When human resource capacity gaps are a huge problem like it is the case with Rwanda today, working to bridge them becomes the only answer.
Therefore the announcement that the School of Finance and Banking, in partnership with William Davidson Institute and Goldman Sachs are going to be offering 15 scholarships to ladies every year is great news.
In terms of human resource needs, very few, if at all, countries are worse that Rwanda. Sound capacity development policies and strategies were non-existent during the colonial and post-colonial, pre-1994 period.
As if that was not unfortunate enough, even the little that there was went with the Genocide, since most died, or fled from justice.
Our post-Genocide severe human resource constraints explain why we are still ranked lowest despite the record-breaking budget allocations to the education sector for more than ten years now.
It is a case of how far the country was lagging behind, so much so that even after the highly impressive strides that have been made, it still looks as though very little has been done.
This is because it is a lot more about what has so far been accomplished, much less about the impact it is yet to have. Every effort is required, every chance needs to be grabbed and all the resources have to be pulled together.
Everything about these SFB scholarships is significant – from the profiles of the affiliate institutions in William Davidson Institute and Goldman Sachs, the number of scholarships, the package and routine, the choice programmes to be sponsored, to their targeting disadvantaged ladies – it is a scheme focused all round.
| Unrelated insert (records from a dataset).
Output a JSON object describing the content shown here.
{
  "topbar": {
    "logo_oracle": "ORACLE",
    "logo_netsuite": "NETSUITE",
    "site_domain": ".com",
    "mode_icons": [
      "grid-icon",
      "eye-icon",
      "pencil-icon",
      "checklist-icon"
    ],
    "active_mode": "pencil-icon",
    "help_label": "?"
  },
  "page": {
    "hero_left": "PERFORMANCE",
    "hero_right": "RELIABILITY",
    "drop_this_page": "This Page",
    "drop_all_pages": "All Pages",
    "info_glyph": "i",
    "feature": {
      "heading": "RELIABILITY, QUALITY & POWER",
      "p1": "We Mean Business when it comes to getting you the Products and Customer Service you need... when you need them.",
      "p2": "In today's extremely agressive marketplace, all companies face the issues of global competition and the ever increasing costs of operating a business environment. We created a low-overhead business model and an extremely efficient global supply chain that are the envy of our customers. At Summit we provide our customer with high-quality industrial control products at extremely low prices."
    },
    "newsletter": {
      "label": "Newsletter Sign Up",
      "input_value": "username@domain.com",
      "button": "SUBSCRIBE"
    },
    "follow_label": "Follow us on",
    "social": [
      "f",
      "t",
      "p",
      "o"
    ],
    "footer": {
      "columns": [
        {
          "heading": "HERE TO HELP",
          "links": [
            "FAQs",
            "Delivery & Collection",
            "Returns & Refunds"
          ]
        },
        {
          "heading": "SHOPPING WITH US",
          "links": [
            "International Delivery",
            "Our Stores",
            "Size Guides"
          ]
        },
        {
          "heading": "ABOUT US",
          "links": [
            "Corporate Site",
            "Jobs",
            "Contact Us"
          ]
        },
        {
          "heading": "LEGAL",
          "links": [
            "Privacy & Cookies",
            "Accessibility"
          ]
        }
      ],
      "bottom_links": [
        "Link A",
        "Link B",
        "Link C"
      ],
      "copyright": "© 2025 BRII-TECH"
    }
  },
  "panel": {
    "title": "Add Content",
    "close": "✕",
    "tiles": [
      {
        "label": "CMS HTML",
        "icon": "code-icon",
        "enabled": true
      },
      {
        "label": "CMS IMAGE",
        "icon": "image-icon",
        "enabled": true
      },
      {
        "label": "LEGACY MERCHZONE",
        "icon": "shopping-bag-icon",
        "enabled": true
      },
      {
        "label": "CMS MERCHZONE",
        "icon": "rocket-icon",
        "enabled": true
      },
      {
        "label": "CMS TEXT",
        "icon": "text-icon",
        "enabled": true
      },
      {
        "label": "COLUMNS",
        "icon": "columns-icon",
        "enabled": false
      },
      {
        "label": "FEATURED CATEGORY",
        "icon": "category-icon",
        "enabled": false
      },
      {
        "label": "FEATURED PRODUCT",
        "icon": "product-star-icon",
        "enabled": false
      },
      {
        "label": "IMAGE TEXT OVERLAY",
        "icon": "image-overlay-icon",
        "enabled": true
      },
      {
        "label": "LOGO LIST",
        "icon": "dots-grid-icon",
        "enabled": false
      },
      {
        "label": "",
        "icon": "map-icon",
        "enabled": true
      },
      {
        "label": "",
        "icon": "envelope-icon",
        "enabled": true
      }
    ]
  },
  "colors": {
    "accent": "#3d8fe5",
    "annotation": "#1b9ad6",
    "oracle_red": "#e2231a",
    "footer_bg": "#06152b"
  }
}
It is a scheme worthy of emulation by other top academic institutions in the country.